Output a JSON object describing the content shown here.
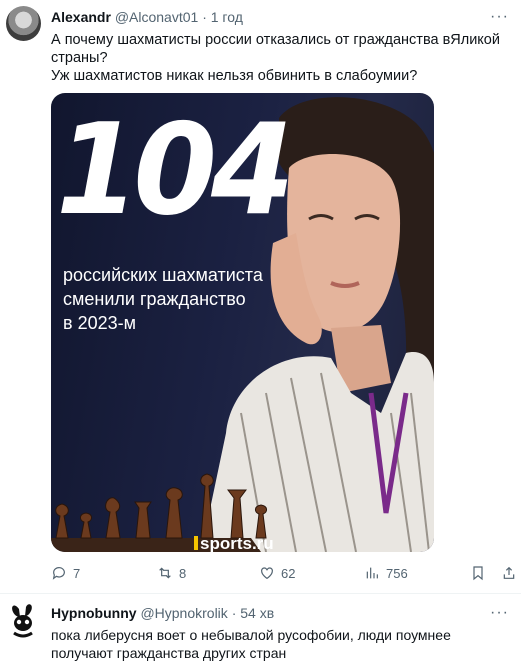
{
  "tweet": {
    "author_name": "Alexandr",
    "handle": "@Alconavt01",
    "dot": "·",
    "time": "1 год",
    "more": "···",
    "text_line1": "А почему шахматисты россии  отказались от гражданства вЯликой страны?",
    "text_line2": "Уж шахматистов никак нельзя обвинить в слабоумии?",
    "media": {
      "big_number": "104",
      "caption_line1": "российских шахматиста",
      "caption_line2": "сменили гражданство",
      "caption_line3": "в 2023-м",
      "brand": "sports.ru"
    },
    "actions": {
      "replies": "7",
      "reposts": "8",
      "likes": "62",
      "views": "756"
    }
  },
  "reply": {
    "author_name": "Hypnobunny",
    "handle": "@Hypnokrolik",
    "dot": "·",
    "time": "54 хв",
    "more": "···",
    "text": "пока либерусня воет о небывалой русофобии, люди поумнее получают гражданства других стран"
  },
  "colors": {
    "text": "#0f1419",
    "muted": "#536471",
    "divider": "#eff3f4",
    "media_bg": "#1b2142",
    "brand_accent": "#f5c400"
  }
}
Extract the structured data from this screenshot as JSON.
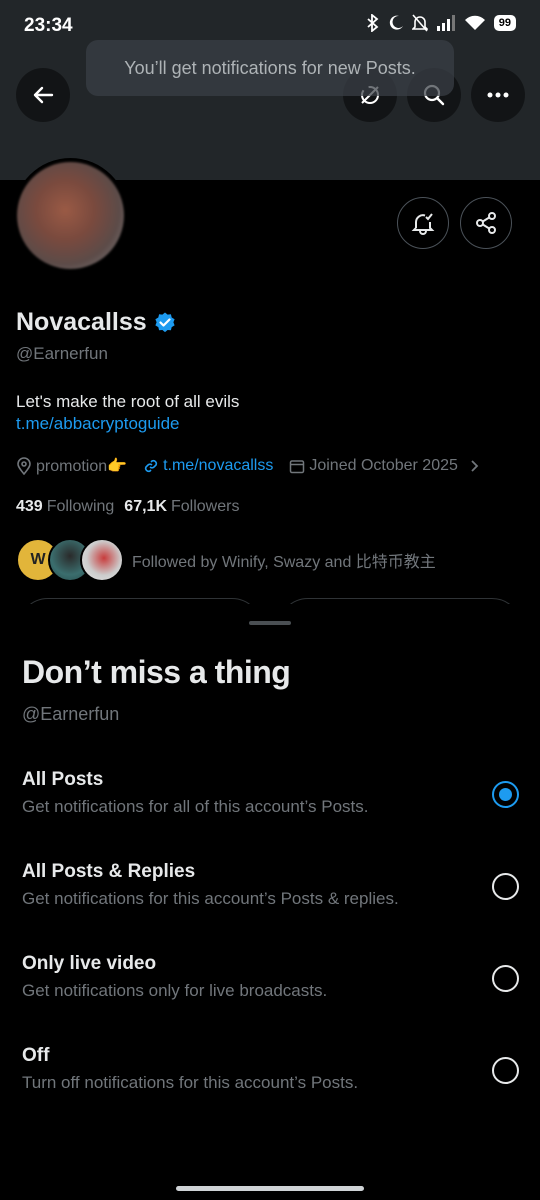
{
  "status_bar": {
    "time": "23:34",
    "battery": "99"
  },
  "toast": {
    "text": "You’ll get notifications for new Posts."
  },
  "header": {
    "back_icon": "arrow-left-icon",
    "offline_icon": "offline-icon",
    "search_icon": "search-icon",
    "more_icon": "more-horizontal-icon"
  },
  "profile": {
    "name": "Novacallss",
    "handle": "@Earnerfun",
    "bio": "Let's make the root of all evils",
    "bio_link": "t.me/abbacryptoguide",
    "location": "promotion👉",
    "website": "t.me/novacallss",
    "joined": "Joined October 2025",
    "following_count": "439",
    "following_label": "Following",
    "followers_count": "67,1K",
    "followers_label": "Followers",
    "followed_by": "Followed by Winify, Swazy and 比特币教主",
    "mini_avatar_letter": "W"
  },
  "sheet": {
    "title": "Don’t miss a thing",
    "handle": "@Earnerfun",
    "options": [
      {
        "label": "All Posts",
        "desc": "Get notifications for all of this account’s Posts.",
        "selected": true
      },
      {
        "label": "All Posts & Replies",
        "desc": "Get notifications for this account’s Posts & replies.",
        "selected": false
      },
      {
        "label": "Only live video",
        "desc": "Get notifications only for live broadcasts.",
        "selected": false
      },
      {
        "label": "Off",
        "desc": "Turn off notifications for this account’s Posts.",
        "selected": false
      }
    ]
  },
  "colors": {
    "accent": "#1d9bf0",
    "background": "#000000",
    "muted_text": "#71767b"
  }
}
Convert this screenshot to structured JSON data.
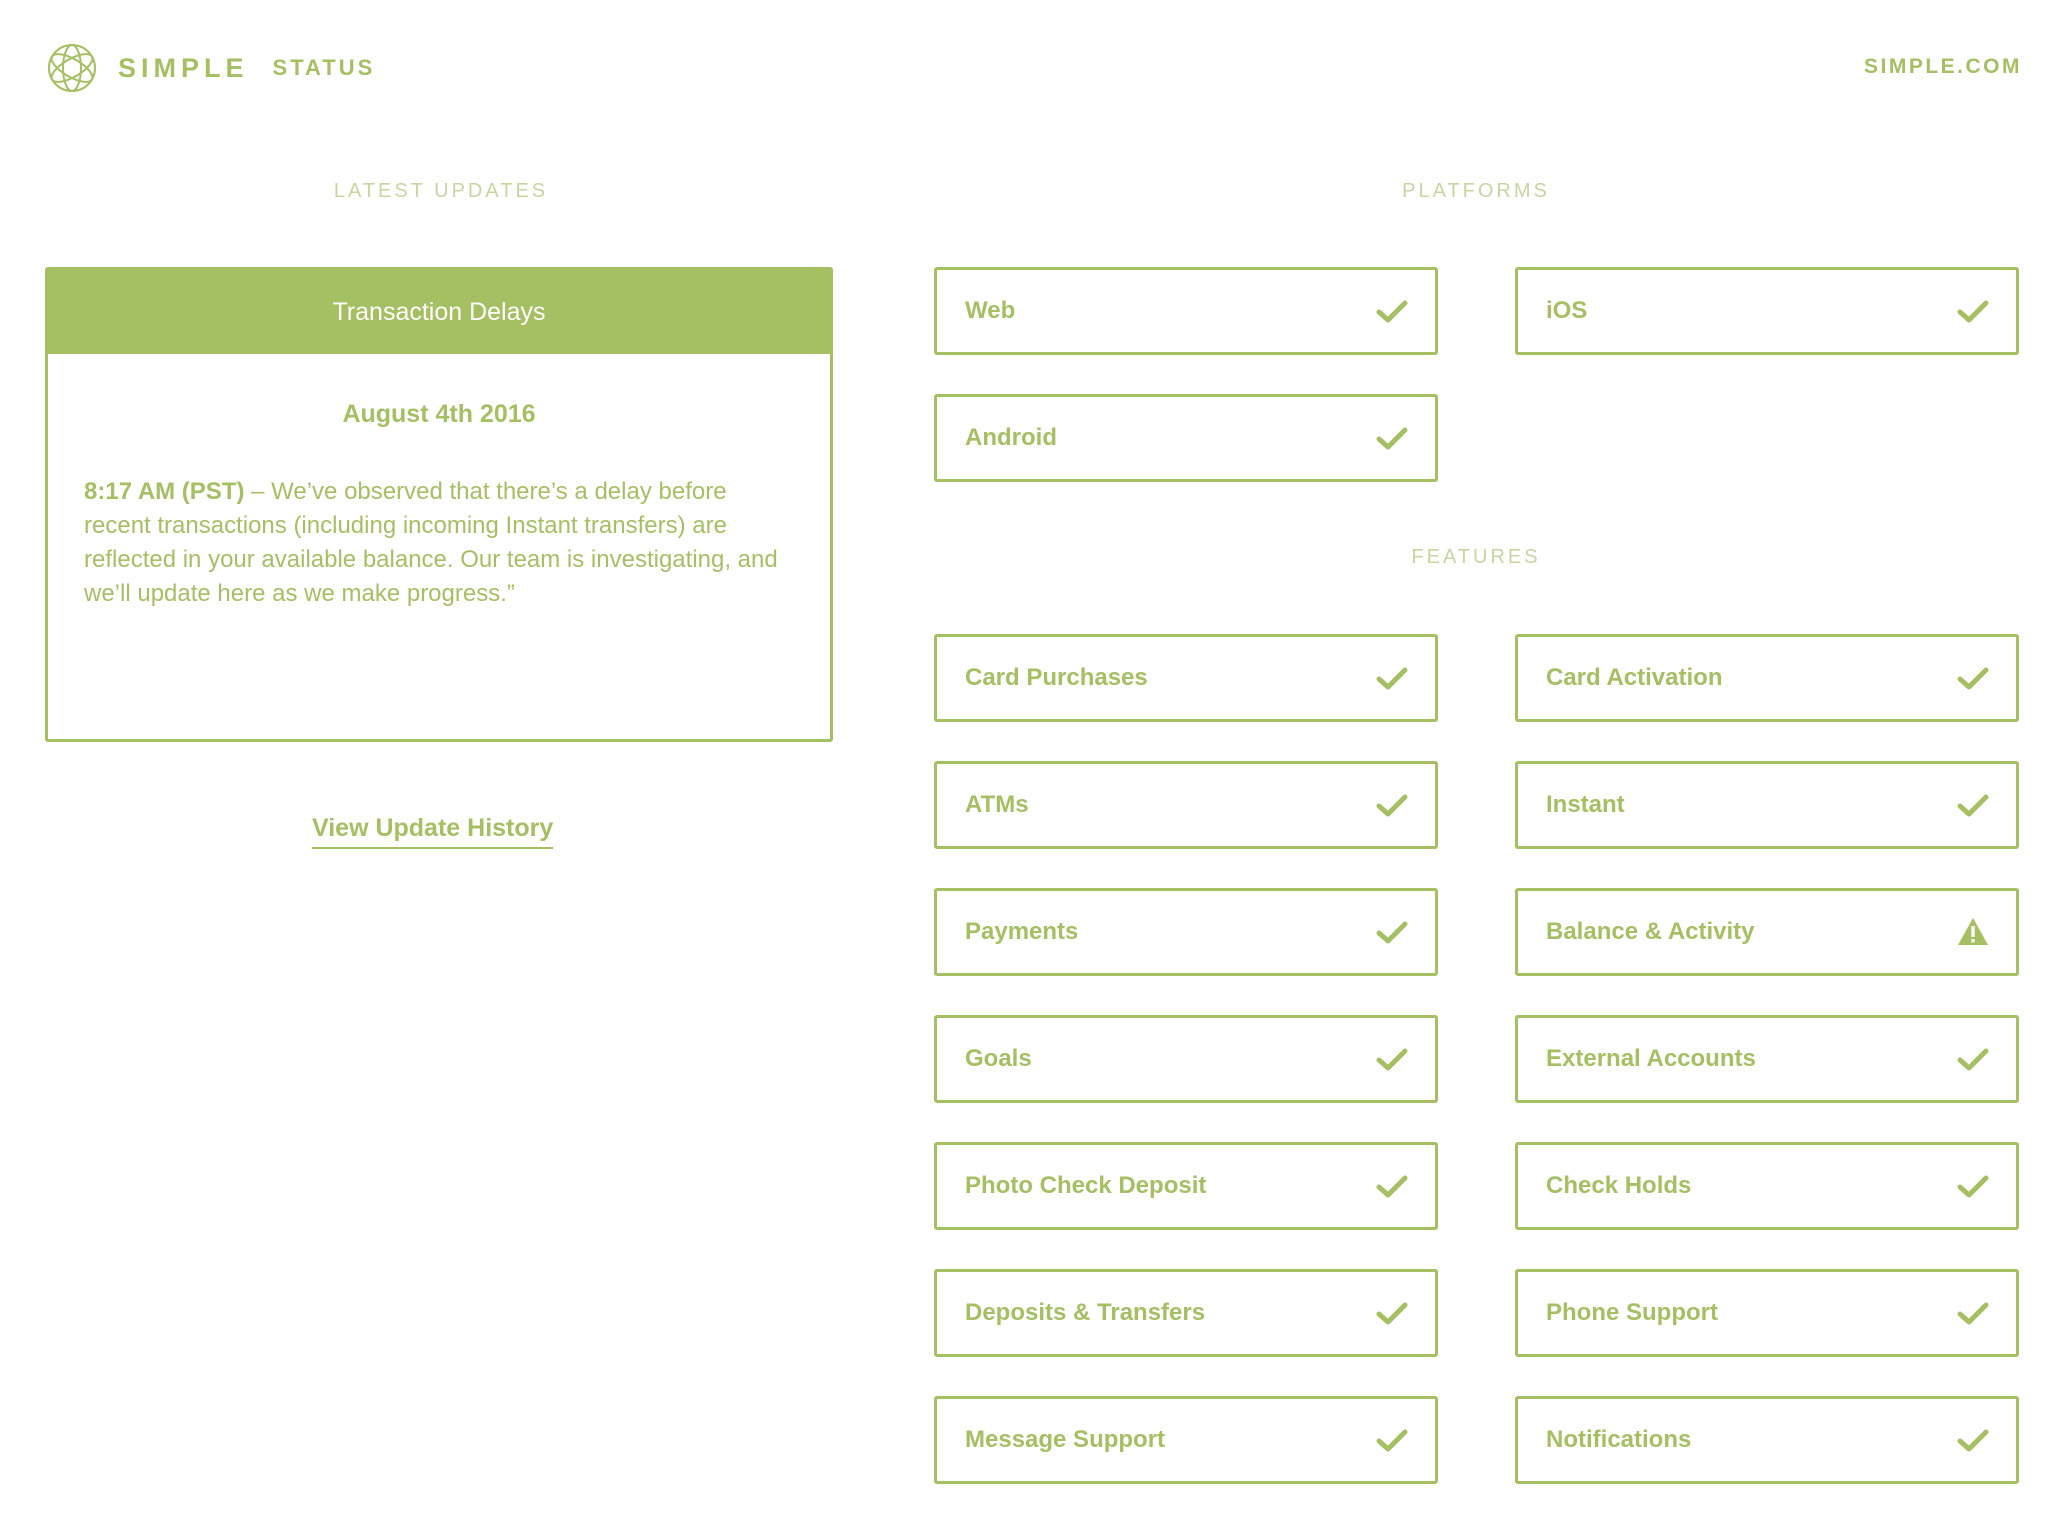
{
  "header": {
    "brand": "SIMPLE",
    "section": "STATUS",
    "site_link": "SIMPLE.COM",
    "accent_color": "#a5bf63"
  },
  "updates": {
    "title": "LATEST UPDATES",
    "card_title": "Transaction Delays",
    "date": "August 4th 2016",
    "time": "8:17 AM (PST)",
    "message": " – We’ve observed that there’s a delay before recent transactions (including incoming Instant transfers) are reflected in your available balance. Our team is investigating, and we’ll update here as we make progress.”",
    "history_link": "View Update History"
  },
  "platforms": {
    "title": "PLATFORMS",
    "items": [
      {
        "label": "Web",
        "status": "ok",
        "icon": "check-icon"
      },
      {
        "label": "iOS",
        "status": "ok",
        "icon": "check-icon"
      },
      {
        "label": "Android",
        "status": "ok",
        "icon": "check-icon"
      }
    ]
  },
  "features": {
    "title": "FEATURES",
    "items": [
      {
        "label": "Card Purchases",
        "status": "ok",
        "icon": "check-icon"
      },
      {
        "label": "Card Activation",
        "status": "ok",
        "icon": "check-icon"
      },
      {
        "label": "ATMs",
        "status": "ok",
        "icon": "check-icon"
      },
      {
        "label": "Instant",
        "status": "ok",
        "icon": "check-icon"
      },
      {
        "label": "Payments",
        "status": "ok",
        "icon": "check-icon"
      },
      {
        "label": "Balance & Activity",
        "status": "warning",
        "icon": "warning-icon"
      },
      {
        "label": "Goals",
        "status": "ok",
        "icon": "check-icon"
      },
      {
        "label": "External Accounts",
        "status": "ok",
        "icon": "check-icon"
      },
      {
        "label": "Photo Check Deposit",
        "status": "ok",
        "icon": "check-icon"
      },
      {
        "label": "Check Holds",
        "status": "ok",
        "icon": "check-icon"
      },
      {
        "label": "Deposits & Transfers",
        "status": "ok",
        "icon": "check-icon"
      },
      {
        "label": "Phone Support",
        "status": "ok",
        "icon": "check-icon"
      },
      {
        "label": "Message Support",
        "status": "ok",
        "icon": "check-icon"
      },
      {
        "label": "Notifications",
        "status": "ok",
        "icon": "check-icon"
      }
    ]
  }
}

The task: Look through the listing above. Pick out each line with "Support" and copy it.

Completed task:
        "label": "Phone Support",
        "label": "Message Support",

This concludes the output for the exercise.